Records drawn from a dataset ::
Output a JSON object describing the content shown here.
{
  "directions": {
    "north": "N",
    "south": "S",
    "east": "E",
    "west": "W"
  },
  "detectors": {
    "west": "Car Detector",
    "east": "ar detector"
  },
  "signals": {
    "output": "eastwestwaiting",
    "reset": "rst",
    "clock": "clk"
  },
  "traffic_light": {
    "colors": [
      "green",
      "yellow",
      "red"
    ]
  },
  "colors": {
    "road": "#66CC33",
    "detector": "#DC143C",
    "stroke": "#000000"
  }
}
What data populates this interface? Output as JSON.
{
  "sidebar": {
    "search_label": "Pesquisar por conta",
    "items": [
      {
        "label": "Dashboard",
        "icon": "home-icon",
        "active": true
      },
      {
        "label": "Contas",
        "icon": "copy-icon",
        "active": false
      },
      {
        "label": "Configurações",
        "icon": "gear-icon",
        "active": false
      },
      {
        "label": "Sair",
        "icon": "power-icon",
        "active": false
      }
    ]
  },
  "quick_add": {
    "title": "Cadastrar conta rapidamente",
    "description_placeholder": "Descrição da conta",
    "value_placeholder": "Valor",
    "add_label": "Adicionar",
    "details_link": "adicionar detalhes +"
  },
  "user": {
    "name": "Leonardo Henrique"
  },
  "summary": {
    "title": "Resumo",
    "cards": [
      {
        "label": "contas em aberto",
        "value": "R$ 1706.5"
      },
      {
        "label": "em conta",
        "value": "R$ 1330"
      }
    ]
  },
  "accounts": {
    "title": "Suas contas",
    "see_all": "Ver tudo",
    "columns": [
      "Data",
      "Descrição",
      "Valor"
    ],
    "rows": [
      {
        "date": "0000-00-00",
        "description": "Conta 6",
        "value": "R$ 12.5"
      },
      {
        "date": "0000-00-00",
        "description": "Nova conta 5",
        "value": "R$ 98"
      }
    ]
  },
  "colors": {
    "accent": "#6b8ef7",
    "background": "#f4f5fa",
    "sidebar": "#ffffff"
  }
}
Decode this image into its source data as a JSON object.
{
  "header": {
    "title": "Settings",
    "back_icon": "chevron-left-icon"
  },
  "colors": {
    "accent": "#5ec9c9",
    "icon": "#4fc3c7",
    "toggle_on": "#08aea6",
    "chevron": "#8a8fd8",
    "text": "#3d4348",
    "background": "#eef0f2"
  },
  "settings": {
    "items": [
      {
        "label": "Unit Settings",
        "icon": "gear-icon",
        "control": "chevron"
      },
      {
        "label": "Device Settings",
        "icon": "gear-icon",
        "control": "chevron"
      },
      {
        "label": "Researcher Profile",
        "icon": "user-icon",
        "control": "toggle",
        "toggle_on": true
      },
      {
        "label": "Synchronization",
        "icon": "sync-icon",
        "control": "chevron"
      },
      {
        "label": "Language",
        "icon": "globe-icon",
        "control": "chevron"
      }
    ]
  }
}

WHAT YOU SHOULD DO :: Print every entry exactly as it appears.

EXPECTED OUTPUT ::
Output a JSON object describing the content shown here.
{
  "directions": {
    "north": "N",
    "south": "S",
    "east": "E",
    "west": "W"
  },
  "detectors": {
    "west": "Car Detector",
    "east": "ar detector"
  },
  "signals": {
    "output": "eastwestwaiting",
    "reset": "rst",
    "clock": "clk"
  },
  "traffic_light": {
    "colors": [
      "green",
      "yellow",
      "red"
    ]
  },
  "colors": {
    "road": "#66CC33",
    "detector": "#DC143C",
    "stroke": "#000000"
  }
}
What data populates this interface? Output as JSON.
{
  "sidebar": {
    "search_label": "Pesquisar por conta",
    "items": [
      {
        "label": "Dashboard",
        "icon": "home-icon",
        "active": true
      },
      {
        "label": "Contas",
        "icon": "copy-icon",
        "active": false
      },
      {
        "label": "Configurações",
        "icon": "gear-icon",
        "active": false
      },
      {
        "label": "Sair",
        "icon": "power-icon",
        "active": false
      }
    ]
  },
  "quick_add": {
    "title": "Cadastrar conta rapidamente",
    "description_placeholder": "Descrição da conta",
    "value_placeholder": "Valor",
    "add_label": "Adicionar",
    "details_link": "adicionar detalhes +"
  },
  "user": {
    "name": "Leonardo Henrique"
  },
  "summary": {
    "title": "Resumo",
    "cards": [
      {
        "label": "contas em aberto",
        "value": "R$ 1706.5"
      },
      {
        "label": "em conta",
        "value": "R$ 1330"
      }
    ]
  },
  "accounts": {
    "title": "Suas contas",
    "see_all": "Ver tudo",
    "columns": [
      "Data",
      "Descrição",
      "Valor"
    ],
    "rows": [
      {
        "date": "0000-00-00",
        "description": "Conta 6",
        "value": "R$ 12.5"
      },
      {
        "date": "0000-00-00",
        "description": "Nova conta 5",
        "value": "R$ 98"
      }
    ]
  },
  "colors": {
    "accent": "#6b8ef7",
    "background": "#f4f5fa",
    "sidebar": "#ffffff"
  }
}
Decode this image into its source data as a JSON object.
{
  "header": {
    "title": "Settings",
    "back_icon": "chevron-left-icon"
  },
  "colors": {
    "accent": "#5ec9c9",
    "icon": "#4fc3c7",
    "toggle_on": "#08aea6",
    "chevron": "#8a8fd8",
    "text": "#3d4348",
    "background": "#eef0f2"
  },
  "settings": {
    "items": [
      {
        "label": "Unit Settings",
        "icon": "gear-icon",
        "control": "chevron"
      },
      {
        "label": "Device Settings",
        "icon": "gear-icon",
        "control": "chevron"
      },
      {
        "label": "Researcher Profile",
        "icon": "user-icon",
        "control": "toggle",
        "toggle_on": true
      },
      {
        "label": "Synchronization",
        "icon": "sync-icon",
        "control": "chevron"
      },
      {
        "label": "Language",
        "icon": "globe-icon",
        "control": "chevron"
      }
    ]
  }
}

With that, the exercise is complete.